What you need to do -
Below are some records; find each line that carries the word "Normal" and copy it.

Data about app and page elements
-.-.-

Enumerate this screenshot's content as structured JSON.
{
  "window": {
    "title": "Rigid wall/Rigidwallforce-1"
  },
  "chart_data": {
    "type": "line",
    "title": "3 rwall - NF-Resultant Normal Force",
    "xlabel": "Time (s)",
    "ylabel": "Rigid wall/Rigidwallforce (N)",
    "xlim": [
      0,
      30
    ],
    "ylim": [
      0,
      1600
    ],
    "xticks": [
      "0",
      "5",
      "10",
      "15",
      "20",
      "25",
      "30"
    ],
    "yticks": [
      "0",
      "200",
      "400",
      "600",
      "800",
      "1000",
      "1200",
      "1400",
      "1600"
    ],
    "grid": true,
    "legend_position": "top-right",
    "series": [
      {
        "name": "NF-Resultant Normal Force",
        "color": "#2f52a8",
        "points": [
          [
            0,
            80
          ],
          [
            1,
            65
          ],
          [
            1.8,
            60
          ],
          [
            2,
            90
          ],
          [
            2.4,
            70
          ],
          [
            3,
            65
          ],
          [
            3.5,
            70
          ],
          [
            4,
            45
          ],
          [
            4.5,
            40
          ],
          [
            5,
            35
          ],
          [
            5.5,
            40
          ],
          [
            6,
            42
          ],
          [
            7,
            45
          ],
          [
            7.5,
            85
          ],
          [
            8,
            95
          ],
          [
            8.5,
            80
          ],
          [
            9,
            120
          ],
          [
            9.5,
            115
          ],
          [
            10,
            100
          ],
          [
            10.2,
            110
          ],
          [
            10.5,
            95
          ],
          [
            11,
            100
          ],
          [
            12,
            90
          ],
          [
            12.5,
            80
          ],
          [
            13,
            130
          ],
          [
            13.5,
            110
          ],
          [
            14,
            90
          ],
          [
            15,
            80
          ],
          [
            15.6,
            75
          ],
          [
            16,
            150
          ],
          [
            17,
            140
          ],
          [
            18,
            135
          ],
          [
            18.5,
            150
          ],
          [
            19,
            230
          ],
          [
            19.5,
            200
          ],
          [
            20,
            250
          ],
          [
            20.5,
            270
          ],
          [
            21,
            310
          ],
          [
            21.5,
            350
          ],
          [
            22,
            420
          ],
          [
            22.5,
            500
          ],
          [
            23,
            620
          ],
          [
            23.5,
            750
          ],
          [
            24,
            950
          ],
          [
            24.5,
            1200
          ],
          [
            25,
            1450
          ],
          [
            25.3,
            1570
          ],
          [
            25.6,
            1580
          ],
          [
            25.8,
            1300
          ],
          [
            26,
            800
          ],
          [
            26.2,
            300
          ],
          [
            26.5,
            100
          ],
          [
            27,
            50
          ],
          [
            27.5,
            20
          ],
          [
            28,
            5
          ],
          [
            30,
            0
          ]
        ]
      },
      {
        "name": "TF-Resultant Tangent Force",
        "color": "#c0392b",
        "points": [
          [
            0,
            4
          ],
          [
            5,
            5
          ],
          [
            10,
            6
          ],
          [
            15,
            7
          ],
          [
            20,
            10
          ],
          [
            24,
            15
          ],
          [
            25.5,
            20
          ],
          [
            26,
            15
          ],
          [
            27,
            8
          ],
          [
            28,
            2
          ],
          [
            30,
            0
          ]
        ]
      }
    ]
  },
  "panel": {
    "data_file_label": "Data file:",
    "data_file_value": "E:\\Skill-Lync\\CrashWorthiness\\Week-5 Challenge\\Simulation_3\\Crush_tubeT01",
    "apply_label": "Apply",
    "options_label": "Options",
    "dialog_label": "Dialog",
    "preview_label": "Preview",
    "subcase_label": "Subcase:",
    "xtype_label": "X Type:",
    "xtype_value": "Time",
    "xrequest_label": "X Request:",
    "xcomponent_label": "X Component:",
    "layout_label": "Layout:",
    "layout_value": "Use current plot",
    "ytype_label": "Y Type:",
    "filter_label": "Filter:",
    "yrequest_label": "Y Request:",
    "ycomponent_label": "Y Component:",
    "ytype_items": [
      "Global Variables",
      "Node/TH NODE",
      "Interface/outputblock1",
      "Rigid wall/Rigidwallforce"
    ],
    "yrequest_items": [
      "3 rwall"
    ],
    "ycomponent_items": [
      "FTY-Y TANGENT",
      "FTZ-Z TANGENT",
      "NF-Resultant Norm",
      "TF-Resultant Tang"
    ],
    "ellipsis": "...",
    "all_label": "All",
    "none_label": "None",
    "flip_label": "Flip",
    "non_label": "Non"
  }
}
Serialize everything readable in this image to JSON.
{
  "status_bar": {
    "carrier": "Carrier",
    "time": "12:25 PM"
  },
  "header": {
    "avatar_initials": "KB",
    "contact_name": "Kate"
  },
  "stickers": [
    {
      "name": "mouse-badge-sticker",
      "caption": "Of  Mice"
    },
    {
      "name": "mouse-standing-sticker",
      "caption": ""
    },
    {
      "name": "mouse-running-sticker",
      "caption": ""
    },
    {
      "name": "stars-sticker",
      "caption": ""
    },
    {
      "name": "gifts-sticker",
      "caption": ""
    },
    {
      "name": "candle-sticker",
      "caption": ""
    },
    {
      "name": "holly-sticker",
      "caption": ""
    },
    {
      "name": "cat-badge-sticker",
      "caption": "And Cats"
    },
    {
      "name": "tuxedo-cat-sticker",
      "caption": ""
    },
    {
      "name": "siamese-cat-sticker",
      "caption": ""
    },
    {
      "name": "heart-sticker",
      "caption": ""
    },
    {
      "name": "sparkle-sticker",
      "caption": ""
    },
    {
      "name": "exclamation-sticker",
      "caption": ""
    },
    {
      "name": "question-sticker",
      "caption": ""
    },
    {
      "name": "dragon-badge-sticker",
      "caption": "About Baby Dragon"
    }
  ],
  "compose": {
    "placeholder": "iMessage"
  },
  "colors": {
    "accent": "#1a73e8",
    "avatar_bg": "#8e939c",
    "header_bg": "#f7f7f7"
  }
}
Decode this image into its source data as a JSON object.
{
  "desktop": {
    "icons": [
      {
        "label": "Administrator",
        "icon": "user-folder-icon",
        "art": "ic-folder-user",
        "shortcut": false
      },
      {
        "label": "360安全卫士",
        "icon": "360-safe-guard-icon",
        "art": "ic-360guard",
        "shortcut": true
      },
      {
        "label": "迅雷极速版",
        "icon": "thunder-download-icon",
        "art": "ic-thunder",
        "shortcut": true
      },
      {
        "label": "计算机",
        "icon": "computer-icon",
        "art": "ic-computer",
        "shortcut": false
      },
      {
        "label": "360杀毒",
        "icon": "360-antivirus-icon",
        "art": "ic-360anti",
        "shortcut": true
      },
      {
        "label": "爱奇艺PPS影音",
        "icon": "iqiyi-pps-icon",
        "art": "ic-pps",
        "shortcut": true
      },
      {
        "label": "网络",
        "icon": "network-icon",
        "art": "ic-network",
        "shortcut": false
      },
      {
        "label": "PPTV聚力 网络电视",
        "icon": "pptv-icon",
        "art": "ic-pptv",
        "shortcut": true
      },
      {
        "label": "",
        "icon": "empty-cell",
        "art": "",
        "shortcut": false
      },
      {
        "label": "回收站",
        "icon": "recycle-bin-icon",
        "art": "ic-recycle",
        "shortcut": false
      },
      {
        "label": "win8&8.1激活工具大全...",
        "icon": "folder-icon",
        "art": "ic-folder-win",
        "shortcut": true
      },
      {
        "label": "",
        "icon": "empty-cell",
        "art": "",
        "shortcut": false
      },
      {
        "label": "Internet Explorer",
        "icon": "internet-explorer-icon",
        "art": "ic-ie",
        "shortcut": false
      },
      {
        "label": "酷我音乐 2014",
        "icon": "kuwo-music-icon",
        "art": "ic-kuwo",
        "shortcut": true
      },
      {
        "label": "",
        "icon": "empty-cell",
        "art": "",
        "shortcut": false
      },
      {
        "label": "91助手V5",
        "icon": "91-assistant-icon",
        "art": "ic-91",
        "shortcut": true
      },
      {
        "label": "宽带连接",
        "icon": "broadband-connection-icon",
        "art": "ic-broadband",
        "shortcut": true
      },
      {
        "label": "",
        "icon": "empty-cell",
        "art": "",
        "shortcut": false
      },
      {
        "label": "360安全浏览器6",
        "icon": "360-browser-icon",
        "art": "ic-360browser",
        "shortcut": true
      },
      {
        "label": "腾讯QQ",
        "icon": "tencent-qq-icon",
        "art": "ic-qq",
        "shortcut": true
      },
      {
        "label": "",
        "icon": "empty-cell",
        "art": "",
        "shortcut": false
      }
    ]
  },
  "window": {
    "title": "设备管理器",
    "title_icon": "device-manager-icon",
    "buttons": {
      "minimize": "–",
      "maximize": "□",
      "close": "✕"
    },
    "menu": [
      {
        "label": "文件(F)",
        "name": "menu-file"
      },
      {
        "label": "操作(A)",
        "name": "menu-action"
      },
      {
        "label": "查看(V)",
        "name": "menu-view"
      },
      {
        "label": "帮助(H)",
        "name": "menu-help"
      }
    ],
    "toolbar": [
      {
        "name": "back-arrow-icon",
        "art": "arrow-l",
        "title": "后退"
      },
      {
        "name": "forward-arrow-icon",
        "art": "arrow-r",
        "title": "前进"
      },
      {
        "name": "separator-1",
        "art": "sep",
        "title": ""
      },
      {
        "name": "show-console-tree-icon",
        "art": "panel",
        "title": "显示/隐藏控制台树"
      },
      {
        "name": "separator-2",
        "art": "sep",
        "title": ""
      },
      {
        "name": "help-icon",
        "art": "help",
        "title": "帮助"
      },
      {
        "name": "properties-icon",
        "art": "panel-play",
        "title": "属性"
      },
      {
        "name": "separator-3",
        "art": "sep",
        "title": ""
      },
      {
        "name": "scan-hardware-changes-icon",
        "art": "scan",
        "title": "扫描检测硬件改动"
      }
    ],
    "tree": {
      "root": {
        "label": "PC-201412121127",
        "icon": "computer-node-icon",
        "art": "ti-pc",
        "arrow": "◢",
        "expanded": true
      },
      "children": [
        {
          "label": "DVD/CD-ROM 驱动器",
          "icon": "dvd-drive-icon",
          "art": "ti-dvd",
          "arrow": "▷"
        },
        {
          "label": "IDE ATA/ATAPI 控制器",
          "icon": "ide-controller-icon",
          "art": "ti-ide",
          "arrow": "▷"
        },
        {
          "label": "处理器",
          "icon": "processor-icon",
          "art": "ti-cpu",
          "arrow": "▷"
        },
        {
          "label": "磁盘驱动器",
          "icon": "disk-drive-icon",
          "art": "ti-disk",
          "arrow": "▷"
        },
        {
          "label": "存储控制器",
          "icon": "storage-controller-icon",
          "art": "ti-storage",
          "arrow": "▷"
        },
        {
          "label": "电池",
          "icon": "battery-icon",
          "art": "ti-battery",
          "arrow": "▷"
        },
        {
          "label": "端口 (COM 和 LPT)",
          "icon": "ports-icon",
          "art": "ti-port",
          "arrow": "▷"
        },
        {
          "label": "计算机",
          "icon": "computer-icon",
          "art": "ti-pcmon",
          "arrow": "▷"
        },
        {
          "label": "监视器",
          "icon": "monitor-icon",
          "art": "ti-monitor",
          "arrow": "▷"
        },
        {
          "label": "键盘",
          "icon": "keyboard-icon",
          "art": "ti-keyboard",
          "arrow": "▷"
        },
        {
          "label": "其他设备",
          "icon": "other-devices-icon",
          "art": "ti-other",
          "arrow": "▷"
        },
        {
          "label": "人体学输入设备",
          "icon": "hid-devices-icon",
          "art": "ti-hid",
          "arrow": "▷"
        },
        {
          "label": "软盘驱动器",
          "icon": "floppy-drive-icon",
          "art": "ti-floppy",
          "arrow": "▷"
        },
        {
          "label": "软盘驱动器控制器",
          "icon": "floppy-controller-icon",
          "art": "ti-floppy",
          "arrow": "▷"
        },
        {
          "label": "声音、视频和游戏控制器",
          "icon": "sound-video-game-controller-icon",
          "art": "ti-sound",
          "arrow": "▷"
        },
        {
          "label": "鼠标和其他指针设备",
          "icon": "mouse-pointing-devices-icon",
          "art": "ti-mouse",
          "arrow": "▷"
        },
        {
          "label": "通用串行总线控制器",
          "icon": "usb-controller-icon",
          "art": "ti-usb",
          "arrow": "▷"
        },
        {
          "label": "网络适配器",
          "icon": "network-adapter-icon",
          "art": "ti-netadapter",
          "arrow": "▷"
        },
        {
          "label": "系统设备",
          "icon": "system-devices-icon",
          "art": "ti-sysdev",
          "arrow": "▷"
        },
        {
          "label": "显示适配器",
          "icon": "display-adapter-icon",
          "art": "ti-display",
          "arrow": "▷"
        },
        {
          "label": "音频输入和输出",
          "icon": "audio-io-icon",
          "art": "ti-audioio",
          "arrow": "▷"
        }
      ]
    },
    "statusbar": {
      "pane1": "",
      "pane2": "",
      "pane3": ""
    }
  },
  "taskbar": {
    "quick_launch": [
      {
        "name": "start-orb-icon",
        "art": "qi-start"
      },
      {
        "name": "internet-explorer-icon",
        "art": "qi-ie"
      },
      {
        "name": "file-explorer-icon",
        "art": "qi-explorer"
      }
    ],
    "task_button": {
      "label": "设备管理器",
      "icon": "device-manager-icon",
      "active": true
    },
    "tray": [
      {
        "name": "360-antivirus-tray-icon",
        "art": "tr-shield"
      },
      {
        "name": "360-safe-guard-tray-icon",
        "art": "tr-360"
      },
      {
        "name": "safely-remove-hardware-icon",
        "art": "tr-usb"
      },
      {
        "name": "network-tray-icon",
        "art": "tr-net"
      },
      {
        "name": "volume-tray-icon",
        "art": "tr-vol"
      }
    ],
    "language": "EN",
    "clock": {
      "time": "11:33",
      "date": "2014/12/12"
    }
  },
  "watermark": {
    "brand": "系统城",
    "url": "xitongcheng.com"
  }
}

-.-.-

Task output -
    "title": "3 rwall - NF-Resultant Normal Force",
        "name": "NF-Resultant Normal Force",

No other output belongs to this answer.